* _DATA FOR THIS TASK_
------
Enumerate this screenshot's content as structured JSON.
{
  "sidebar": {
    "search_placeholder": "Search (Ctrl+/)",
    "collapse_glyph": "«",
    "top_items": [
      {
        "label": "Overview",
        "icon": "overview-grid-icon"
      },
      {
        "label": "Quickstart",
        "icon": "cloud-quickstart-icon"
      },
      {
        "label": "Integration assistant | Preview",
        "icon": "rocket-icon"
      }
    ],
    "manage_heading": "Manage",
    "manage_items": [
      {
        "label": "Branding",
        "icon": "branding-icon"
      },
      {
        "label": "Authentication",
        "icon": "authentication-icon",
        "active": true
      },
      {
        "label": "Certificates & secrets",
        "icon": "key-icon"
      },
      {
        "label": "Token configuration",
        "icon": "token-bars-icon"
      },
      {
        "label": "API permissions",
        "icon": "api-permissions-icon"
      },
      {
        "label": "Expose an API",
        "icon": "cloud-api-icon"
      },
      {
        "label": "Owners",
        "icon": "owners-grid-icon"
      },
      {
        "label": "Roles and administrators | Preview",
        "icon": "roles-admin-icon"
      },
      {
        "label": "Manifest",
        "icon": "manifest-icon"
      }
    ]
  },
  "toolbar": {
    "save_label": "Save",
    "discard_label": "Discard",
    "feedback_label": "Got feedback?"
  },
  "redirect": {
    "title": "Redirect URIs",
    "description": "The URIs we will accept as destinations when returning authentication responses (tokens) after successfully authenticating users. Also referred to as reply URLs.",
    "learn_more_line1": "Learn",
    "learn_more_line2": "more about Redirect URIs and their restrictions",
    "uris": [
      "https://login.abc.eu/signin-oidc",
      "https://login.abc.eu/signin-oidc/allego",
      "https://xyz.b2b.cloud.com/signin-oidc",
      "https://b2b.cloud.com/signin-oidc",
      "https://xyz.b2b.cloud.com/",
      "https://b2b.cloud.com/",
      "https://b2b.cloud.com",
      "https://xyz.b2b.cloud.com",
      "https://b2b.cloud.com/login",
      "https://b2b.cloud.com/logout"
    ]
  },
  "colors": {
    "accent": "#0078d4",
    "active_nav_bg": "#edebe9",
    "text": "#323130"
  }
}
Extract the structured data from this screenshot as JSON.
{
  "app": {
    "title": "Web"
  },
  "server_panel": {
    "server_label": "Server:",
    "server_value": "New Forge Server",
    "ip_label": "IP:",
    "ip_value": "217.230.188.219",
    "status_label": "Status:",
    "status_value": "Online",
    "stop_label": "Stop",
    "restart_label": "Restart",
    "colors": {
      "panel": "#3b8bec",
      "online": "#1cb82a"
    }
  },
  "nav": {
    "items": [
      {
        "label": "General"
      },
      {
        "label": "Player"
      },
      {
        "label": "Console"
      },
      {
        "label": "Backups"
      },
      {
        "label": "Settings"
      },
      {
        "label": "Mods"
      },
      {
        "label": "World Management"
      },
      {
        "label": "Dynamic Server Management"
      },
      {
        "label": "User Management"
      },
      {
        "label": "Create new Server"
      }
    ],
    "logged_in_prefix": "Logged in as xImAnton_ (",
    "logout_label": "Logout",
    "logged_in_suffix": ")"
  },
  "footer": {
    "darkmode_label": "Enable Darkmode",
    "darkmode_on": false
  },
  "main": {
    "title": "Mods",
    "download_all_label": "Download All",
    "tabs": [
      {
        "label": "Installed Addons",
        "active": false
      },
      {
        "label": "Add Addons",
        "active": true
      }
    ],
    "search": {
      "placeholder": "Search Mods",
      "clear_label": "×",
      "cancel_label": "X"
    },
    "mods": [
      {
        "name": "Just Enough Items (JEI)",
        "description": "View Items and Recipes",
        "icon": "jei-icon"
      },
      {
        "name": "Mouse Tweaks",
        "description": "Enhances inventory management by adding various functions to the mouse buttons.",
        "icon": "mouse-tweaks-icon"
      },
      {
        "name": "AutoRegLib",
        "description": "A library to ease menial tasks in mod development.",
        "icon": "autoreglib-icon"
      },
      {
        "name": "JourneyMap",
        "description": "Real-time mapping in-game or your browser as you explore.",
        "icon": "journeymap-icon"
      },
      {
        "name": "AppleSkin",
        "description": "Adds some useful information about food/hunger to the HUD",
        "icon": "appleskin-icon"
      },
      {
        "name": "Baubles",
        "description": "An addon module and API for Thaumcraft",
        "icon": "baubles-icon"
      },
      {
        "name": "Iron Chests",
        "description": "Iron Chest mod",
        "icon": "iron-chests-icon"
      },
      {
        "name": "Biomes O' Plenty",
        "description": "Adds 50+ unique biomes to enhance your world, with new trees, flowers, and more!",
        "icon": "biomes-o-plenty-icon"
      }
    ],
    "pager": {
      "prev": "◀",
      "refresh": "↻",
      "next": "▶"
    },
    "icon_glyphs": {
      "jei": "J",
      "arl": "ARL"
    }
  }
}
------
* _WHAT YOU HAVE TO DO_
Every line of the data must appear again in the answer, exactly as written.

* _TASK ANSWER_
Enumerate this screenshot's content as structured JSON.
{
  "sidebar": {
    "search_placeholder": "Search (Ctrl+/)",
    "collapse_glyph": "«",
    "top_items": [
      {
        "label": "Overview",
        "icon": "overview-grid-icon"
      },
      {
        "label": "Quickstart",
        "icon": "cloud-quickstart-icon"
      },
      {
        "label": "Integration assistant | Preview",
        "icon": "rocket-icon"
      }
    ],
    "manage_heading": "Manage",
    "manage_items": [
      {
        "label": "Branding",
        "icon": "branding-icon"
      },
      {
        "label": "Authentication",
        "icon": "authentication-icon",
        "active": true
      },
      {
        "label": "Certificates & secrets",
        "icon": "key-icon"
      },
      {
        "label": "Token configuration",
        "icon": "token-bars-icon"
      },
      {
        "label": "API permissions",
        "icon": "api-permissions-icon"
      },
      {
        "label": "Expose an API",
        "icon": "cloud-api-icon"
      },
      {
        "label": "Owners",
        "icon": "owners-grid-icon"
      },
      {
        "label": "Roles and administrators | Preview",
        "icon": "roles-admin-icon"
      },
      {
        "label": "Manifest",
        "icon": "manifest-icon"
      }
    ]
  },
  "toolbar": {
    "save_label": "Save",
    "discard_label": "Discard",
    "feedback_label": "Got feedback?"
  },
  "redirect": {
    "title": "Redirect URIs",
    "description": "The URIs we will accept as destinations when returning authentication responses (tokens) after successfully authenticating users. Also referred to as reply URLs.",
    "learn_more_line1": "Learn",
    "learn_more_line2": "more about Redirect URIs and their restrictions",
    "uris": [
      "https://login.abc.eu/signin-oidc",
      "https://login.abc.eu/signin-oidc/allego",
      "https://xyz.b2b.cloud.com/signin-oidc",
      "https://b2b.cloud.com/signin-oidc",
      "https://xyz.b2b.cloud.com/",
      "https://b2b.cloud.com/",
      "https://b2b.cloud.com",
      "https://xyz.b2b.cloud.com",
      "https://b2b.cloud.com/login",
      "https://b2b.cloud.com/logout"
    ]
  },
  "colors": {
    "accent": "#0078d4",
    "active_nav_bg": "#edebe9",
    "text": "#323130"
  }
}
Extract the structured data from this screenshot as JSON.
{
  "app": {
    "title": "Web"
  },
  "server_panel": {
    "server_label": "Server:",
    "server_value": "New Forge Server",
    "ip_label": "IP:",
    "ip_value": "217.230.188.219",
    "status_label": "Status:",
    "status_value": "Online",
    "stop_label": "Stop",
    "restart_label": "Restart",
    "colors": {
      "panel": "#3b8bec",
      "online": "#1cb82a"
    }
  },
  "nav": {
    "items": [
      {
        "label": "General"
      },
      {
        "label": "Player"
      },
      {
        "label": "Console"
      },
      {
        "label": "Backups"
      },
      {
        "label": "Settings"
      },
      {
        "label": "Mods"
      },
      {
        "label": "World Management"
      },
      {
        "label": "Dynamic Server Management"
      },
      {
        "label": "User Management"
      },
      {
        "label": "Create new Server"
      }
    ],
    "logged_in_prefix": "Logged in as xImAnton_ (",
    "logout_label": "Logout",
    "logged_in_suffix": ")"
  },
  "footer": {
    "darkmode_label": "Enable Darkmode",
    "darkmode_on": false
  },
  "main": {
    "title": "Mods",
    "download_all_label": "Download All",
    "tabs": [
      {
        "label": "Installed Addons",
        "active": false
      },
      {
        "label": "Add Addons",
        "active": true
      }
    ],
    "search": {
      "placeholder": "Search Mods",
      "clear_label": "×",
      "cancel_label": "X"
    },
    "mods": [
      {
        "name": "Just Enough Items (JEI)",
        "description": "View Items and Recipes",
        "icon": "jei-icon"
      },
      {
        "name": "Mouse Tweaks",
        "description": "Enhances inventory management by adding various functions to the mouse buttons.",
        "icon": "mouse-tweaks-icon"
      },
      {
        "name": "AutoRegLib",
        "description": "A library to ease menial tasks in mod development.",
        "icon": "autoreglib-icon"
      },
      {
        "name": "JourneyMap",
        "description": "Real-time mapping in-game or your browser as you explore.",
        "icon": "journeymap-icon"
      },
      {
        "name": "AppleSkin",
        "description": "Adds some useful information about food/hunger to the HUD",
        "icon": "appleskin-icon"
      },
      {
        "name": "Baubles",
        "description": "An addon module and API for Thaumcraft",
        "icon": "baubles-icon"
      },
      {
        "name": "Iron Chests",
        "description": "Iron Chest mod",
        "icon": "iron-chests-icon"
      },
      {
        "name": "Biomes O' Plenty",
        "description": "Adds 50+ unique biomes to enhance your world, with new trees, flowers, and more!",
        "icon": "biomes-o-plenty-icon"
      }
    ],
    "pager": {
      "prev": "◀",
      "refresh": "↻",
      "next": "▶"
    },
    "icon_glyphs": {
      "jei": "J",
      "arl": "ARL"
    }
  }
}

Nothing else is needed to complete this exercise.